WE’VE HAD A lot of explosive volcanic eruptions to discuss over the past few months, but now it’s time for a couple places where lava flows dominate to take center stage. Two of the most active shield volcanoes on Earth saw some new developments last week: Kilauea on Hawai’i and Piton de la Fournaise on Reunion Island. Let’s run down the action:
After some intense inflation across Kilauea’s summit and a dramatic rise in the summit lava lake, new lava flows have started issuing from the Puʻu ʻŌʻō vent on the East Rift Zone. This demonstrates some of the interconnectedness of the Kilauea magmatic system, where changes in the volcano at the summit can manifest over 18 kilometers down the slopes with with new lava flows at Puʻu ʻŌʻō. The lava flows coincided with a period of strong inflation at the summit and then deflation at Puʻu ʻŌʻō.

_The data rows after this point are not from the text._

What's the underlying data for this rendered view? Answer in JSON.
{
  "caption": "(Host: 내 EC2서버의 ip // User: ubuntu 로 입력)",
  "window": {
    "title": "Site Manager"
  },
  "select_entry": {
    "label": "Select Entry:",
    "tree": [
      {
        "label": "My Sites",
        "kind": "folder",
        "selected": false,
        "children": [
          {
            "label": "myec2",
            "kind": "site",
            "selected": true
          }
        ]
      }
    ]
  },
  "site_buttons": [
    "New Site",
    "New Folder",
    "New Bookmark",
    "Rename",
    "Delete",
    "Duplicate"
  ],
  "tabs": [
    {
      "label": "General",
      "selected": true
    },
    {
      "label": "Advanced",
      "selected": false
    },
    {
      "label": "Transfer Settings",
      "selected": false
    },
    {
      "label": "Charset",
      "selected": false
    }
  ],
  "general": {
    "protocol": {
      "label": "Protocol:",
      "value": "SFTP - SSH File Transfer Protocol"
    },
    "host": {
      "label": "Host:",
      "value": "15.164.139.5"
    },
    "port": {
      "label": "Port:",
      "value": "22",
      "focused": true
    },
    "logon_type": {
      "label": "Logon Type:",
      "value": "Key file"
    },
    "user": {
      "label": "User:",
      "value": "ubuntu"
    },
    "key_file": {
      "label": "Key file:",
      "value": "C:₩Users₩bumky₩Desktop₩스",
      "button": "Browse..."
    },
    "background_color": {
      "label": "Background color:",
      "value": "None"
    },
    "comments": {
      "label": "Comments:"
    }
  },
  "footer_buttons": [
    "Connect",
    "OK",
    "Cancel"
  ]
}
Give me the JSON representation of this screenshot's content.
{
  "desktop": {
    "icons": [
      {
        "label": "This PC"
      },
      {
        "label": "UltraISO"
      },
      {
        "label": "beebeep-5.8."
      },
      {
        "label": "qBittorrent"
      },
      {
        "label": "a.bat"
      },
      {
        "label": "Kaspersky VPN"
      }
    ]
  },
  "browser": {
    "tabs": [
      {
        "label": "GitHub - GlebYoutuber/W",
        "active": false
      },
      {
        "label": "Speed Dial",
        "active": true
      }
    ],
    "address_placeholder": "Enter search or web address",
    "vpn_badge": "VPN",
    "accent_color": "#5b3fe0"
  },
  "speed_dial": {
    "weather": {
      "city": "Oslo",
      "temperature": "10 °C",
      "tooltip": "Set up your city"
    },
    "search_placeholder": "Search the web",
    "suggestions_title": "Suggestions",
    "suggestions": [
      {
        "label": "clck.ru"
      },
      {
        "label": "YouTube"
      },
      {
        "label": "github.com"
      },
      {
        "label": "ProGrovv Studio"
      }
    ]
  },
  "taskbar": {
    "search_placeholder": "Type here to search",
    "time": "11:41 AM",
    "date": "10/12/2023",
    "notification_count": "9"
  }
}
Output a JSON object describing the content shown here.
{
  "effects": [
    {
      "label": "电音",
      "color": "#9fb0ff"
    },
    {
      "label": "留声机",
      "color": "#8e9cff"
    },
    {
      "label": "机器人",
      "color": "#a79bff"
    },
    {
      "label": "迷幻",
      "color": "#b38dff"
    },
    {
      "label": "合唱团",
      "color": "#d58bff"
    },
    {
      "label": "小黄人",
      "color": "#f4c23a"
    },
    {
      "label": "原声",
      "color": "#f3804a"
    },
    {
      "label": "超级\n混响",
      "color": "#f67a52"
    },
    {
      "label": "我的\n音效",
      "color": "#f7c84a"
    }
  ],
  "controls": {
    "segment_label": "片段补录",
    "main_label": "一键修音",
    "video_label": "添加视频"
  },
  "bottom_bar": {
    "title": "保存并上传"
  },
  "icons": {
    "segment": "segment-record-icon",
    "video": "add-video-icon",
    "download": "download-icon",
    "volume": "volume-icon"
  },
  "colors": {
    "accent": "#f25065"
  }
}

The new lava flows are all less than one kilometer long and are no threat to anyone on the island (unlike the infamous Pahoa flow). The USGS map of the new flows shows just how small they are compared to the current active lava flow field fed by the lava tube system under the East Rift. You can check out some video taken of the new flows after an overflight of the area yesterday. In it, you can see the flows flanked by growing levees. They could eventually crust completely over to form some new lava tubes. A thermal image (below) shows how the flows are confined up slope and then branched into into a lava delta when they reached flatter ground.